### [INSTRUCTIONS TO FOLLOW]
The records beneath should be restated word for word.

Dataset excerpts
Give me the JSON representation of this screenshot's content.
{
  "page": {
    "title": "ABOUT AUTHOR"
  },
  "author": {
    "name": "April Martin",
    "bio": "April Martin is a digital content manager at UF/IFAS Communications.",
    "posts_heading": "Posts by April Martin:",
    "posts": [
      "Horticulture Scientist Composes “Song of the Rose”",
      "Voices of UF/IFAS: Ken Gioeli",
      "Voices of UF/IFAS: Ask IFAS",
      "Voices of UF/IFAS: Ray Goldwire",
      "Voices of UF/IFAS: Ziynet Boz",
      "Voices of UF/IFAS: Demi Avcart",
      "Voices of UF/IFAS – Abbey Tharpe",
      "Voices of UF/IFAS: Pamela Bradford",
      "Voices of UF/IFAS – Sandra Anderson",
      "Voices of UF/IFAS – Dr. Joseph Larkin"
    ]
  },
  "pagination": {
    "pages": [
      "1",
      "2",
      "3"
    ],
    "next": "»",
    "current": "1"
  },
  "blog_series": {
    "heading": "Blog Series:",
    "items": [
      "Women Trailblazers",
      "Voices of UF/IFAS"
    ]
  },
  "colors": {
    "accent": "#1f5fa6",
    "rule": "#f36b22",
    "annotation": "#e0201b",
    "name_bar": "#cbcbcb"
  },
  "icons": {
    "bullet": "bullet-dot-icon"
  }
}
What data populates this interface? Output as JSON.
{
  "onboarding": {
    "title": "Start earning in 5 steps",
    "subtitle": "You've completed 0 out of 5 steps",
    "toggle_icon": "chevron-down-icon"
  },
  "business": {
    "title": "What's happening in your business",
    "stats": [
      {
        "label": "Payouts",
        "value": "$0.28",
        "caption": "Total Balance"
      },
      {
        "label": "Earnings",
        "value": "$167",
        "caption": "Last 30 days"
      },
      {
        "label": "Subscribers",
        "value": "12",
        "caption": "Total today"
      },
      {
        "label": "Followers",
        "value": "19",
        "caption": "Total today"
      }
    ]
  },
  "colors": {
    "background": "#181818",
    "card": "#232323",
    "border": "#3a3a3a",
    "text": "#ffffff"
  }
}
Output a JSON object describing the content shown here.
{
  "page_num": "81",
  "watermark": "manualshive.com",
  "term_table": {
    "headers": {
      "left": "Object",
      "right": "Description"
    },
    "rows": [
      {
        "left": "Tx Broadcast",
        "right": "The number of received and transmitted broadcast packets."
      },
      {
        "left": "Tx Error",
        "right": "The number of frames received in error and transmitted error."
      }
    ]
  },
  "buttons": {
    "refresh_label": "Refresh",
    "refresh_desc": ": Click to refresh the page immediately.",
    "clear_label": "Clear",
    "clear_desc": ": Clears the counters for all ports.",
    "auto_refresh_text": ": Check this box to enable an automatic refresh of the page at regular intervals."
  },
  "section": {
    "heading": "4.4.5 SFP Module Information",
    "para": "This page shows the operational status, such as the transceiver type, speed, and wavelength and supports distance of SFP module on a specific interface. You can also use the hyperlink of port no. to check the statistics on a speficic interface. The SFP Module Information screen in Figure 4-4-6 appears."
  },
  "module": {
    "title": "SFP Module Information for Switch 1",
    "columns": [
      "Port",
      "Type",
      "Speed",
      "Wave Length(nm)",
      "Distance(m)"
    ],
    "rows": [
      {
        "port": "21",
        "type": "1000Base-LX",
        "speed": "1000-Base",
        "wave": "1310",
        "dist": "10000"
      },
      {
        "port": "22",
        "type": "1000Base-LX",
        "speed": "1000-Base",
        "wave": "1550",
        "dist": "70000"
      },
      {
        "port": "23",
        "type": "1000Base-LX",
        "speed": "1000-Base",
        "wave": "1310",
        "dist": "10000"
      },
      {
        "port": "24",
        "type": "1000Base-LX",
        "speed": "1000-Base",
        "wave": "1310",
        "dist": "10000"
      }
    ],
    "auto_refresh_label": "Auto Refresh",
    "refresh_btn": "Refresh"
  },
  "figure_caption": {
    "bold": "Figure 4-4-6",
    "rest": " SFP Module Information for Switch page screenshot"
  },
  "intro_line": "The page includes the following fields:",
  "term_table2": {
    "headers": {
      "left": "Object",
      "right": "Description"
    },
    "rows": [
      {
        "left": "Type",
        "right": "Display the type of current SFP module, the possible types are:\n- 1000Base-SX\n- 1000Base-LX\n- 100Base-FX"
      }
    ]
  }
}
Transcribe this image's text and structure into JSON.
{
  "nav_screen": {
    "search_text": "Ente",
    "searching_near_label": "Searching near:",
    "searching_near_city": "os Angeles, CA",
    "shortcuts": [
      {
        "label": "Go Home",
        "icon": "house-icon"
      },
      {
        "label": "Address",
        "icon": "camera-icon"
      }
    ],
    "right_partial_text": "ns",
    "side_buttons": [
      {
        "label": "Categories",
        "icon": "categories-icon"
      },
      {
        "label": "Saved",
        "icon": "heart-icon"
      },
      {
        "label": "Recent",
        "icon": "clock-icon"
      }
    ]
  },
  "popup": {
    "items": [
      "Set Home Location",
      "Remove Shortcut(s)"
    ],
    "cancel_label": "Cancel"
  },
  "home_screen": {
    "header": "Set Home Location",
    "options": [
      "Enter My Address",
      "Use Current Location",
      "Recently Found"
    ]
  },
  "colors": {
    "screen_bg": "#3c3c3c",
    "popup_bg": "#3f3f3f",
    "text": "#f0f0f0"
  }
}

### [RESPONSE]
Give me the JSON representation of this screenshot's content.
{
  "page": {
    "title": "ABOUT AUTHOR"
  },
  "author": {
    "name": "April Martin",
    "bio": "April Martin is a digital content manager at UF/IFAS Communications.",
    "posts_heading": "Posts by April Martin:",
    "posts": [
      "Horticulture Scientist Composes “Song of the Rose”",
      "Voices of UF/IFAS: Ken Gioeli",
      "Voices of UF/IFAS: Ask IFAS",
      "Voices of UF/IFAS: Ray Goldwire",
      "Voices of UF/IFAS: Ziynet Boz",
      "Voices of UF/IFAS: Demi Avcart",
      "Voices of UF/IFAS – Abbey Tharpe",
      "Voices of UF/IFAS: Pamela Bradford",
      "Voices of UF/IFAS – Sandra Anderson",
      "Voices of UF/IFAS – Dr. Joseph Larkin"
    ]
  },
  "pagination": {
    "pages": [
      "1",
      "2",
      "3"
    ],
    "next": "»",
    "current": "1"
  },
  "blog_series": {
    "heading": "Blog Series:",
    "items": [
      "Women Trailblazers",
      "Voices of UF/IFAS"
    ]
  },
  "colors": {
    "accent": "#1f5fa6",
    "rule": "#f36b22",
    "annotation": "#e0201b",
    "name_bar": "#cbcbcb"
  },
  "icons": {
    "bullet": "bullet-dot-icon"
  }
}
What data populates this interface? Output as JSON.
{
  "onboarding": {
    "title": "Start earning in 5 steps",
    "subtitle": "You've completed 0 out of 5 steps",
    "toggle_icon": "chevron-down-icon"
  },
  "business": {
    "title": "What's happening in your business",
    "stats": [
      {
        "label": "Payouts",
        "value": "$0.28",
        "caption": "Total Balance"
      },
      {
        "label": "Earnings",
        "value": "$167",
        "caption": "Last 30 days"
      },
      {
        "label": "Subscribers",
        "value": "12",
        "caption": "Total today"
      },
      {
        "label": "Followers",
        "value": "19",
        "caption": "Total today"
      }
    ]
  },
  "colors": {
    "background": "#181818",
    "card": "#232323",
    "border": "#3a3a3a",
    "text": "#ffffff"
  }
}
Output a JSON object describing the content shown here.
{
  "page_num": "81",
  "watermark": "manualshive.com",
  "term_table": {
    "headers": {
      "left": "Object",
      "right": "Description"
    },
    "rows": [
      {
        "left": "Tx Broadcast",
        "right": "The number of received and transmitted broadcast packets."
      },
      {
        "left": "Tx Error",
        "right": "The number of frames received in error and transmitted error."
      }
    ]
  },
  "buttons": {
    "refresh_label": "Refresh",
    "refresh_desc": ": Click to refresh the page immediately.",
    "clear_label": "Clear",
    "clear_desc": ": Clears the counters for all ports.",
    "auto_refresh_text": ": Check this box to enable an automatic refresh of the page at regular intervals."
  },
  "section": {
    "heading": "4.4.5 SFP Module Information",
    "para": "This page shows the operational status, such as the transceiver type, speed, and wavelength and supports distance of SFP module on a specific interface. You can also use the hyperlink of port no. to check the statistics on a speficic interface. The SFP Module Information screen in Figure 4-4-6 appears."
  },
  "module": {
    "title": "SFP Module Information for Switch 1",
    "columns": [
      "Port",
      "Type",
      "Speed",
      "Wave Length(nm)",
      "Distance(m)"
    ],
    "rows": [
      {
        "port": "21",
        "type": "1000Base-LX",
        "speed": "1000-Base",
        "wave": "1310",
        "dist": "10000"
      },
      {
        "port": "22",
        "type": "1000Base-LX",
        "speed": "1000-Base",
        "wave": "1550",
        "dist": "70000"
      },
      {
        "port": "23",
        "type": "1000Base-LX",
        "speed": "1000-Base",
        "wave": "1310",
        "dist": "10000"
      },
      {
        "port": "24",
        "type": "1000Base-LX",
        "speed": "1000-Base",
        "wave": "1310",
        "dist": "10000"
      }
    ],
    "auto_refresh_label": "Auto Refresh",
    "refresh_btn": "Refresh"
  },
  "figure_caption": {
    "bold": "Figure 4-4-6",
    "rest": " SFP Module Information for Switch page screenshot"
  },
  "intro_line": "The page includes the following fields:",
  "term_table2": {
    "headers": {
      "left": "Object",
      "right": "Description"
    },
    "rows": [
      {
        "left": "Type",
        "right": "Display the type of current SFP module, the possible types are:\n- 1000Base-SX\n- 1000Base-LX\n- 100Base-FX"
      }
    ]
  }
}
Transcribe this image's text and structure into JSON.
{
  "nav_screen": {
    "search_text": "Ente",
    "searching_near_label": "Searching near:",
    "searching_near_city": "os Angeles, CA",
    "shortcuts": [
      {
        "label": "Go Home",
        "icon": "house-icon"
      },
      {
        "label": "Address",
        "icon": "camera-icon"
      }
    ],
    "right_partial_text": "ns",
    "side_buttons": [
      {
        "label": "Categories",
        "icon": "categories-icon"
      },
      {
        "label": "Saved",
        "icon": "heart-icon"
      },
      {
        "label": "Recent",
        "icon": "clock-icon"
      }
    ]
  },
  "popup": {
    "items": [
      "Set Home Location",
      "Remove Shortcut(s)"
    ],
    "cancel_label": "Cancel"
  },
  "home_screen": {
    "header": "Set Home Location",
    "options": [
      "Enter My Address",
      "Use Current Location",
      "Recently Found"
    ]
  },
  "colors": {
    "screen_bg": "#3c3c3c",
    "popup_bg": "#3f3f3f",
    "text": "#f0f0f0"
  }
}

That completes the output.